== Exercise ==
A single number is required: how many lines in the entries hold the word "settling".

== Material for this task ==
★ ★ ★

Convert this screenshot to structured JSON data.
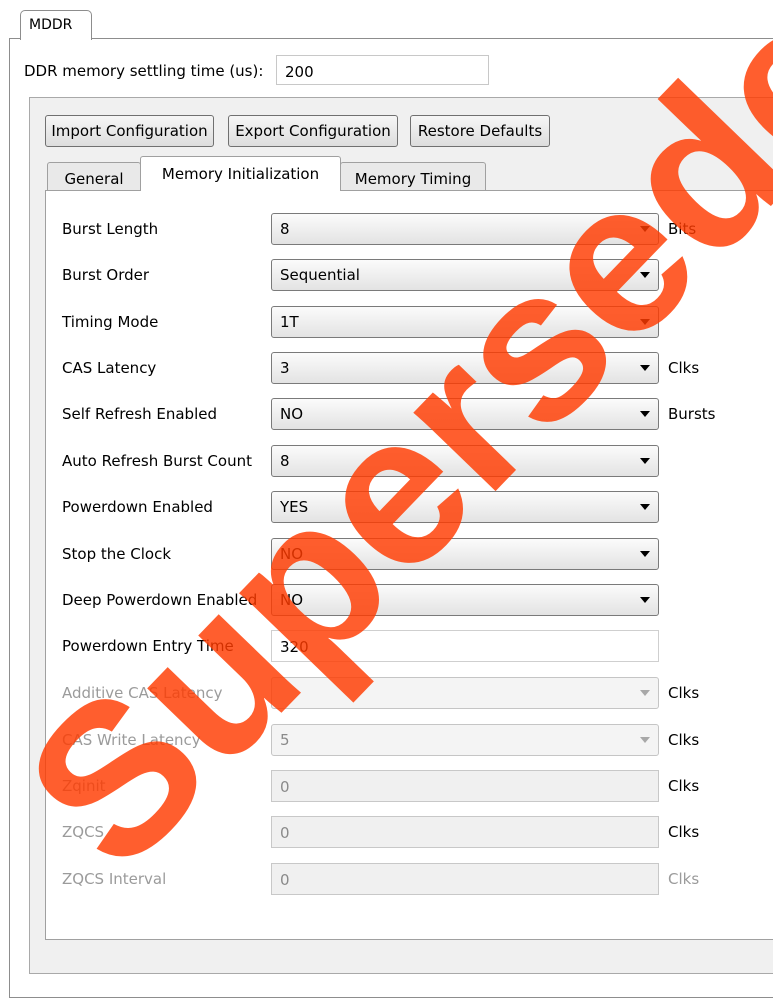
{
  "outer_tab": {
    "label": "MDDR"
  },
  "settling": {
    "label": "DDR memory settling time (us):",
    "value": "200"
  },
  "buttons": {
    "import": "Import Configuration",
    "export": "Export Configuration",
    "restore": "Restore Defaults"
  },
  "tabs": [
    {
      "label": "General",
      "active": false
    },
    {
      "label": "Memory Initialization",
      "active": true
    },
    {
      "label": "Memory Timing",
      "active": false
    }
  ],
  "rows": [
    {
      "label": "Burst Length",
      "type": "combo",
      "value": "8",
      "unit": "Bits",
      "enabled": true
    },
    {
      "label": "Burst Order",
      "type": "combo",
      "value": "Sequential",
      "unit": "",
      "enabled": true
    },
    {
      "label": "Timing Mode",
      "type": "combo",
      "value": "1T",
      "unit": "",
      "enabled": true
    },
    {
      "label": "CAS Latency",
      "type": "combo",
      "value": "3",
      "unit": "Clks",
      "enabled": true
    },
    {
      "label": "Self Refresh Enabled",
      "type": "combo",
      "value": "NO",
      "unit": "Bursts",
      "enabled": true
    },
    {
      "label": "Auto Refresh Burst Count",
      "type": "combo",
      "value": "8",
      "unit": "",
      "enabled": true
    },
    {
      "label": "Powerdown Enabled",
      "type": "combo",
      "value": "YES",
      "unit": "",
      "enabled": true
    },
    {
      "label": "Stop the Clock",
      "type": "combo",
      "value": "NO",
      "unit": "",
      "enabled": true
    },
    {
      "label": "Deep Powerdown Enabled",
      "type": "combo",
      "value": "NO",
      "unit": "",
      "enabled": true
    },
    {
      "label": "Powerdown Entry Time",
      "type": "text",
      "value": "320",
      "unit": "",
      "enabled": true
    },
    {
      "label": "Additive CAS Latency",
      "type": "combo",
      "value": "",
      "unit": "Clks",
      "enabled": false
    },
    {
      "label": "CAS Write  Latency",
      "type": "combo",
      "value": "5",
      "unit": "Clks",
      "enabled": false
    },
    {
      "label": "Zqinit",
      "type": "text",
      "value": "0",
      "unit": "Clks",
      "enabled": false
    },
    {
      "label": "ZQCS",
      "type": "text",
      "value": "0",
      "unit": "Clks",
      "enabled": false
    },
    {
      "label": "ZQCS Interval",
      "type": "text",
      "value": "0",
      "unit": "Clks",
      "enabled": false
    }
  ],
  "watermark": {
    "text": "Superseded",
    "color": "#ff3b00"
  }
}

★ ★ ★

== Response box ==
2